First, love, wow, thanks. I fall in love with stories too, and usually email a love letter to the author. I don’t think love is a word I’d use for my own work, though. We’d probably use the “it’s complicated” check box on Facebook.
This story in particular feels like a puzzle. It started out much much longer and nearly died a slow, boring death. Then I condensed it as an exercise, and suddenly it worked. But now I see each one of its parts clearly. It’s all elbows to me. While we’re on the topic, love is the best word for how I feel about the illustration.
Yes, the illustration is perfect! You’re good friends with the artist, yes? Did she help you get through those painful teenage angst-y years that you capture the mood of so well in this story? Did high school suck for you, or do you look back fondly?
Yes, Amy and I are friends from high school. Being Amy’s friend was great at that age, because she wasn’t ever trying to fit in. She wasn’t afraid to just be herself.
Do I look back fondly on high school in general? No. Nope.
April’s going to be ok, right?
I think she’ll be fine. High school will probably continue to be a little miserable, but it will build her character.
What makes you happiest?
I’m happiest when starting something new. I’m also very happy when surrounded by my family. And on the 4th of July. Parades, fireworks, dogs wearing bandanas, it doesn’t get much better.
What’s the worst piece of writing advice you’ve ever received?
Instead of one single piece of advice, I think the worst thing for my writing has been listening to too many opinions. Too much conflicting feedback has stifled more than a few of my stories. Breaking a story down can make the magic evaporate. I sound anti-MFA, anti-workshop. I’m not. I just need to learn selective hearing.
About the Author:
Rachel Mangini lives in Pittsburgh where she writes during evenings and weekends. She is the fiction editor of Hot Metal Bridge Magazine. This is not her first creative collaboration with the artist—when they were teenagers, Rachel sat very still while Amy chopped off her hair with kitchen scissors. You can read more about haircuts and first kisses on Rachel's blog at everyonesanocean.wordpress.com.
About the Interviewer:

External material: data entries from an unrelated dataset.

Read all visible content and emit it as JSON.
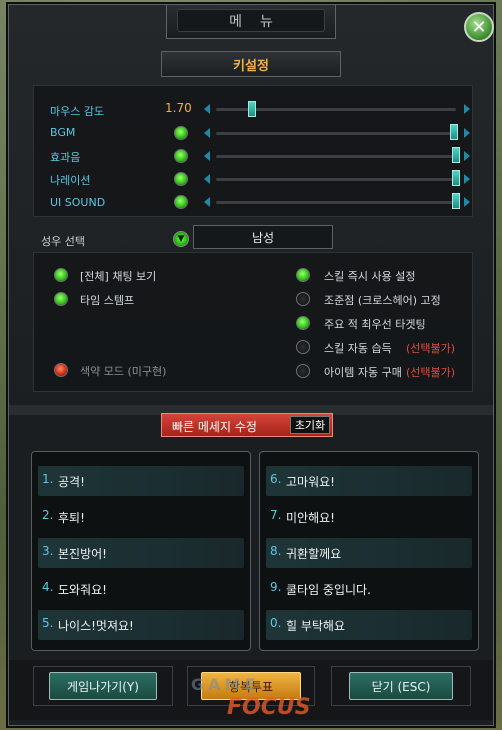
{
  "window": {
    "title": "메뉴"
  },
  "section": {
    "title": "키설정"
  },
  "sliders": {
    "mouse": {
      "label": "마우스 감도",
      "value": "1.70",
      "level": 0.19
    },
    "bgm": {
      "label": "BGM",
      "level": 1.0
    },
    "sfx": {
      "label": "효과음",
      "level": 1.0
    },
    "narration": {
      "label": "나레이션",
      "level": 1.0
    },
    "ui": {
      "label": "UI SOUND",
      "level": 1.0
    }
  },
  "voice": {
    "label": "성우 선택",
    "selected": "남성"
  },
  "options": {
    "left": [
      {
        "label": "[전체] 채팅 보기",
        "state": "on"
      },
      {
        "label": "타임 스템프",
        "state": "on"
      },
      {
        "label": "색약 모드 (미구현)",
        "state": "red"
      }
    ],
    "right": [
      {
        "label": "스킬 즉시 사용 설정",
        "state": "on",
        "note": ""
      },
      {
        "label": "조준점 (크로스헤어) 고정",
        "state": "off",
        "note": ""
      },
      {
        "label": "주요 적 최우선 타겟팅",
        "state": "on",
        "note": ""
      },
      {
        "label": "스킬 자동 습득",
        "state": "off",
        "note": "(선택불가)"
      },
      {
        "label": "아이템 자동 구매",
        "state": "off",
        "note": "(선택불가)"
      }
    ]
  },
  "quick_messages": {
    "title": "빠른 메세지 수정",
    "reset_label": "초기화",
    "left": [
      {
        "num": "1.",
        "text": "공격!"
      },
      {
        "num": "2.",
        "text": "후퇴!"
      },
      {
        "num": "3.",
        "text": "본진방어!"
      },
      {
        "num": "4.",
        "text": "도와줘요!"
      },
      {
        "num": "5.",
        "text": "나이스!멋져요!"
      }
    ],
    "right": [
      {
        "num": "6.",
        "text": "고마워요!"
      },
      {
        "num": "7.",
        "text": "미안해요!"
      },
      {
        "num": "8.",
        "text": "귀환할께요"
      },
      {
        "num": "9.",
        "text": "쿨타임 중입니다."
      },
      {
        "num": "0.",
        "text": "힐 부탁해요"
      }
    ]
  },
  "buttons": {
    "exit": "게임나가기(Y)",
    "vote": "항복투표",
    "close": "닫기 (ESC)"
  },
  "watermark": {
    "top": "GAME",
    "bottom": "FOCUS"
  },
  "colors": {
    "accent_orange": "#f2b04a",
    "label_cyan": "#5bc7e3",
    "toggle_green": "#34c61b",
    "warning_red": "#e24a3a"
  }
}
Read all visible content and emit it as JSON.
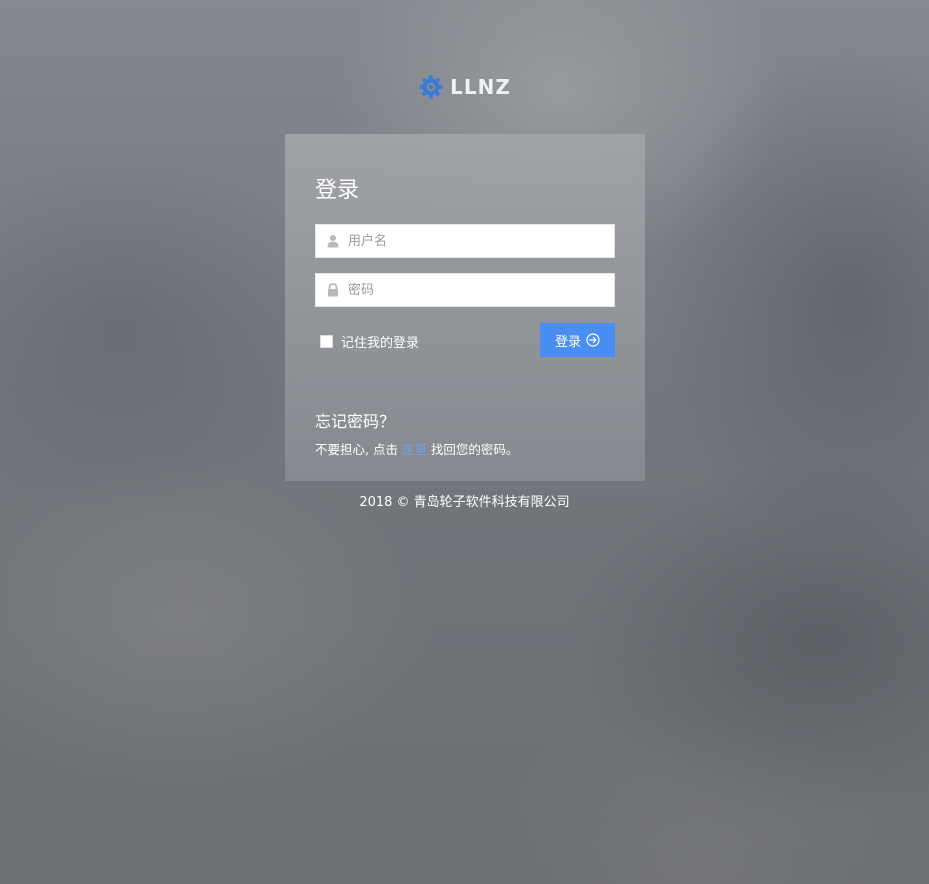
{
  "logo": {
    "text": "LLNZ",
    "icon": "gear-icon",
    "icon_color": "#3a7bd5"
  },
  "login": {
    "title": "登录",
    "username_placeholder": "用户名",
    "username_value": "",
    "username_icon": "user-icon",
    "password_placeholder": "密码",
    "password_value": "",
    "password_icon": "lock-icon",
    "remember_label": "记住我的登录",
    "remember_checked": false,
    "submit_label": "登录",
    "submit_icon": "arrow-right-circle-icon",
    "accent_color": "#4a8df3"
  },
  "forgot": {
    "title": "忘记密码？",
    "text_before": "不要担心, 点击 ",
    "link_text": "这里",
    "text_after": " 找回您的密码。"
  },
  "footer": {
    "text": "2018 © 青岛轮子软件科技有限公司"
  }
}
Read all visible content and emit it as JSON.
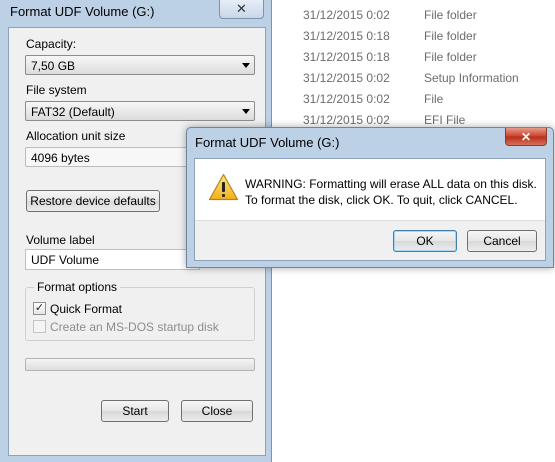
{
  "background_list": {
    "rows": [
      {
        "date": "31/12/2015 0:02",
        "type": "File folder"
      },
      {
        "date": "31/12/2015 0:18",
        "type": "File folder"
      },
      {
        "date": "31/12/2015 0:18",
        "type": "File folder"
      },
      {
        "date": "31/12/2015 0:02",
        "type": "Setup Information"
      },
      {
        "date": "31/12/2015 0:02",
        "type": "File"
      },
      {
        "date": "31/12/2015 0:02",
        "type": "EFI File"
      }
    ]
  },
  "format_dialog": {
    "title": "Format UDF Volume (G:)",
    "close_label": "✕",
    "capacity_label": "Capacity:",
    "capacity_value": "7,50 GB",
    "filesystem_label": "File system",
    "filesystem_value": "FAT32 (Default)",
    "allocation_label": "Allocation unit size",
    "allocation_value": "4096 bytes",
    "restore_label": "Restore device defaults",
    "volume_label_label": "Volume label",
    "volume_label_value": "UDF Volume",
    "format_options_label": "Format options",
    "quick_format_label": "Quick Format",
    "quick_format_checked": true,
    "msdos_label": "Create an MS-DOS startup disk",
    "msdos_checked": false,
    "progress": 0,
    "start_label": "Start",
    "close_button_label": "Close"
  },
  "warning_dialog": {
    "title": "Format UDF Volume (G:)",
    "close_label": "✕",
    "icon": "warning-icon",
    "message_line1": "WARNING: Formatting will erase ALL data on this disk.",
    "message_line2": "To format the disk, click OK. To quit, click CANCEL.",
    "ok_label": "OK",
    "cancel_label": "Cancel"
  },
  "colors": {
    "window_frame": "#bcd0e6",
    "warning_close": "#c8412c",
    "default_button_border": "#3c7fb1"
  }
}
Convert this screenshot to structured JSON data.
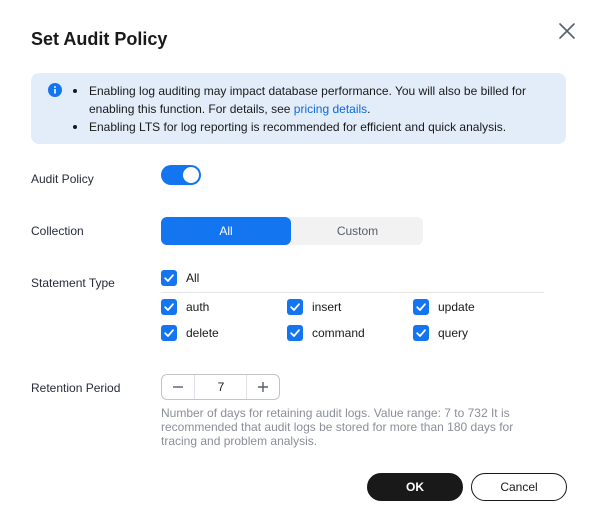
{
  "dialog": {
    "title": "Set Audit Policy",
    "info": {
      "line1_text": "Enabling log auditing may impact database performance. You will also be billed for enabling this function. For details, see ",
      "line1_link": "pricing details",
      "line1_end": ".",
      "line2_text": "Enabling LTS for log reporting is recommended for efficient and quick analysis."
    },
    "audit_policy": {
      "label": "Audit Policy",
      "enabled": true
    },
    "collection": {
      "label": "Collection",
      "options": [
        "All",
        "Custom"
      ],
      "selected": "All"
    },
    "statement_type": {
      "label": "Statement Type",
      "all_label": "All",
      "items": [
        "auth",
        "insert",
        "update",
        "delete",
        "command",
        "query"
      ],
      "checked": [
        true,
        true,
        true,
        true,
        true,
        true
      ]
    },
    "retention": {
      "label": "Retention Period",
      "value": "7",
      "hint": "Number of days for retaining audit logs. Value range: 7 to 732 It is recommended that audit logs be stored for more than 180 days for tracing and problem analysis."
    },
    "buttons": {
      "ok": "OK",
      "cancel": "Cancel"
    }
  },
  "colors": {
    "primary": "#1475f0",
    "info_bg": "#e3edfa",
    "link": "#0d6ae0",
    "ok_bg": "#191919"
  },
  "icons": {
    "close": "close-icon",
    "info": "info-icon",
    "check": "check-icon",
    "minus": "minus-icon",
    "plus": "plus-icon"
  }
}
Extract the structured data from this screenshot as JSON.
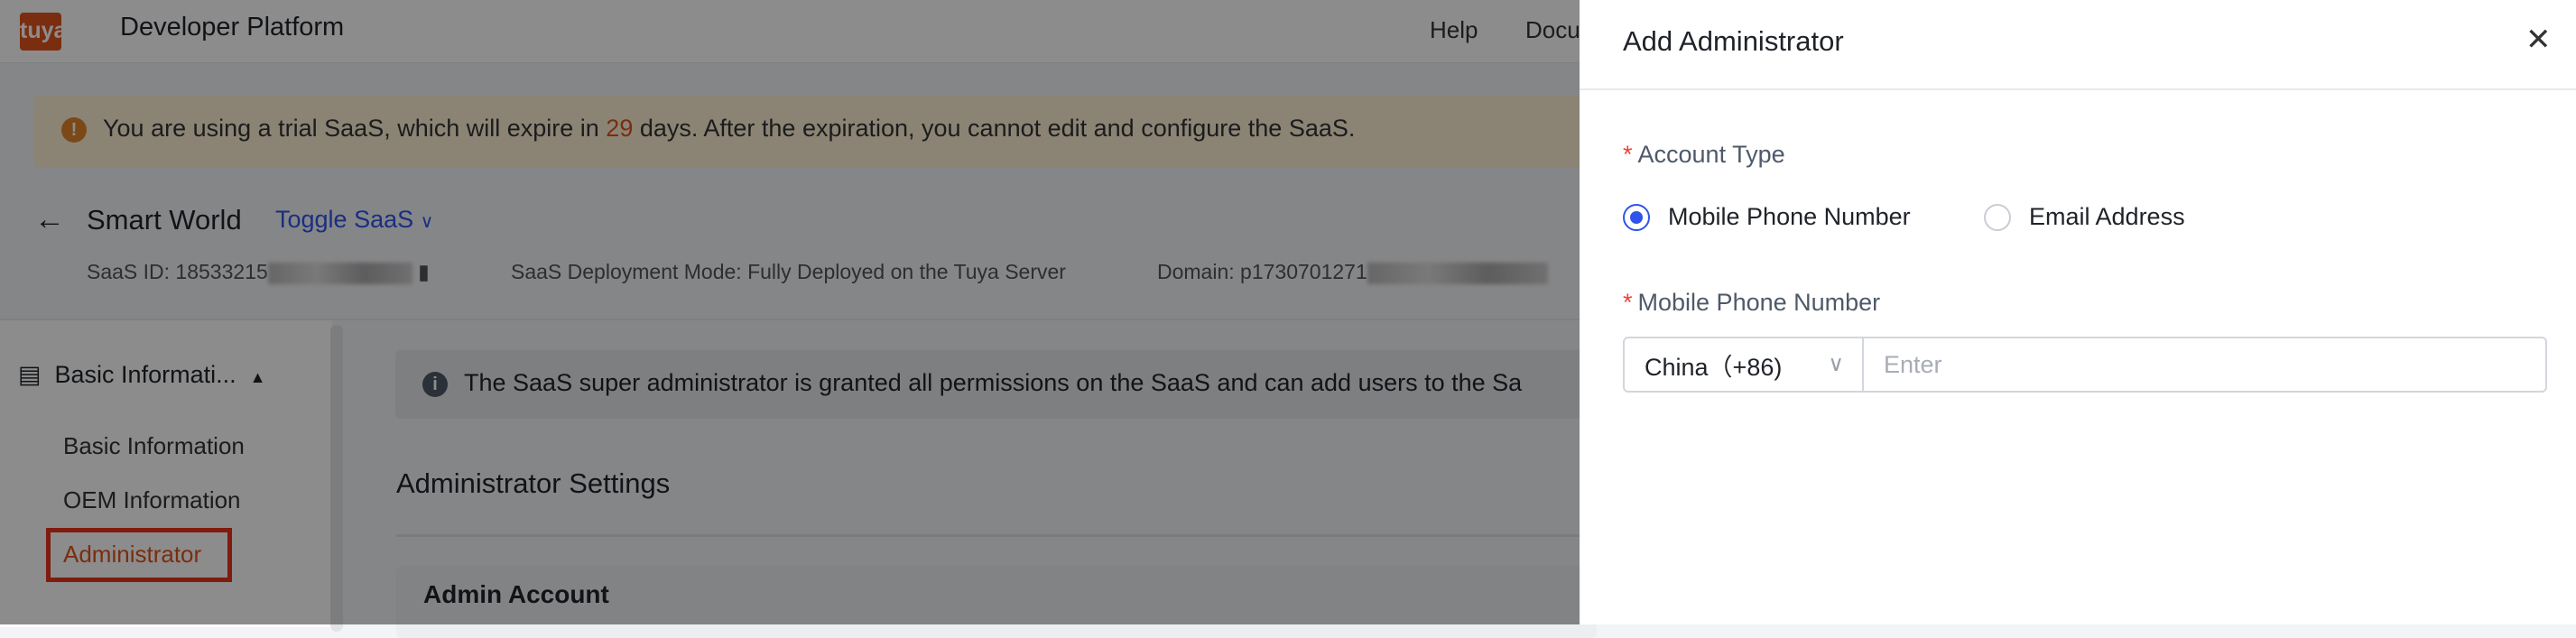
{
  "topbar": {
    "logo": "tuya",
    "brand": "Developer Platform",
    "links": [
      "Help",
      "Docu"
    ]
  },
  "banner": {
    "pre": "You are using a trial SaaS, which will expire in ",
    "days": "29",
    "post": " days. After the expiration, you cannot edit and configure the SaaS.",
    "icon": "warning-icon",
    "accent": "#e0521d"
  },
  "saas": {
    "name": "Smart World",
    "toggle": "Toggle SaaS",
    "id_label": "SaaS ID: 18533215",
    "mode": "SaaS Deployment Mode: Fully Deployed on the Tuya Server",
    "domain": "Domain: p1730701271"
  },
  "sidebar": {
    "group": "Basic Informati...",
    "items": [
      {
        "label": "Basic Information"
      },
      {
        "label": "OEM Information"
      },
      {
        "label": "Administrator",
        "active": true
      }
    ]
  },
  "main": {
    "info": "The SaaS super administrator is granted all permissions on the SaaS and can add users to the Sa",
    "section_title": "Administrator Settings",
    "account_box": "Admin Account"
  },
  "drawer": {
    "title": "Add Administrator",
    "account_type_label": "Account Type",
    "options": [
      {
        "label": "Mobile Phone Number",
        "selected": true
      },
      {
        "label": "Email Address",
        "selected": false
      }
    ],
    "phone_label": "Mobile Phone Number",
    "country": "China（+86)",
    "phone_placeholder": "Enter",
    "phone_value": "",
    "primary": "#2f54eb"
  }
}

Tara Laskowski has been editor at SmokeLong Quarterly since 2010. Her short story collection Bystanders was hailed by Jennifer Egan as "a bold, riveting mash-up of Hitchcockian suspense and campfire-tale chills." She is also the author of Modern Manners For Your Inner Demons, tales of dark etiquette. Her fiction has been published in the Norton anthology Flash Fiction International, Ellery Queen’s Mystery Magazine, Alfred Hitchcock’s Mystery Magazine, Mid-American Review, and numerous other journals, magazines, and anthologies. Tara lives and works in a suburb of Washington, D.C.